* EXERCISE AIM *
From the line containing "Extract the structured" down to the final line of the entries below, restate each line word for word and add nothing.

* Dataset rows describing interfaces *
______________________________

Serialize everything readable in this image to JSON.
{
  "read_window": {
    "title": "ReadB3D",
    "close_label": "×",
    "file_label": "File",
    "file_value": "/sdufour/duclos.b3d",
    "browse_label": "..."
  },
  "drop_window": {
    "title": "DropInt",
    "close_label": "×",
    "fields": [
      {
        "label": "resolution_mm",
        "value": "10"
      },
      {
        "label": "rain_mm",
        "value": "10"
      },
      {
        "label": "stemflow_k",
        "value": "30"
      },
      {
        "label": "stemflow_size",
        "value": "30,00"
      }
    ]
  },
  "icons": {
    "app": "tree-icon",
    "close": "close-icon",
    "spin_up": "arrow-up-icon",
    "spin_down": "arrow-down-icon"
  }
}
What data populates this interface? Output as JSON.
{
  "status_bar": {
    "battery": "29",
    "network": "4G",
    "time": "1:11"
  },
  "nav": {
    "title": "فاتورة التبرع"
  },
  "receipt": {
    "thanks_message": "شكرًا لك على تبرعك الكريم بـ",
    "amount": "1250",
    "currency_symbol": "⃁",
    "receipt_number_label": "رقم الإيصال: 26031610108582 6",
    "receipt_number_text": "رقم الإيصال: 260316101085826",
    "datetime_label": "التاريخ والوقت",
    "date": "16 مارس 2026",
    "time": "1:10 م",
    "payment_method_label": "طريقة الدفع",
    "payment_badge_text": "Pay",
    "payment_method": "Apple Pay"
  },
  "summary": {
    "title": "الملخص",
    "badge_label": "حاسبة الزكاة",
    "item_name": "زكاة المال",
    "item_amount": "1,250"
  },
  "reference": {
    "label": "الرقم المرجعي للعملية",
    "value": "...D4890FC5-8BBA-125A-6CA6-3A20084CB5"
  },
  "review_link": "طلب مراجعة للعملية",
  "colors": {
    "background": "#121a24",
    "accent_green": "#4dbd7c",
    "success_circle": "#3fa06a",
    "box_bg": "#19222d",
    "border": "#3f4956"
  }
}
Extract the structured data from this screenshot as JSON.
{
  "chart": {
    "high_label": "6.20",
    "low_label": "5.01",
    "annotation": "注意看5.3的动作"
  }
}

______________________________

* ANSWER BOX *
Extract the structured data from this screenshot as JSON.
{
  "chart": {
    "high_label": "6.20",
    "low_label": "5.01",
    "annotation": "注意看5.3的动作"
  }
}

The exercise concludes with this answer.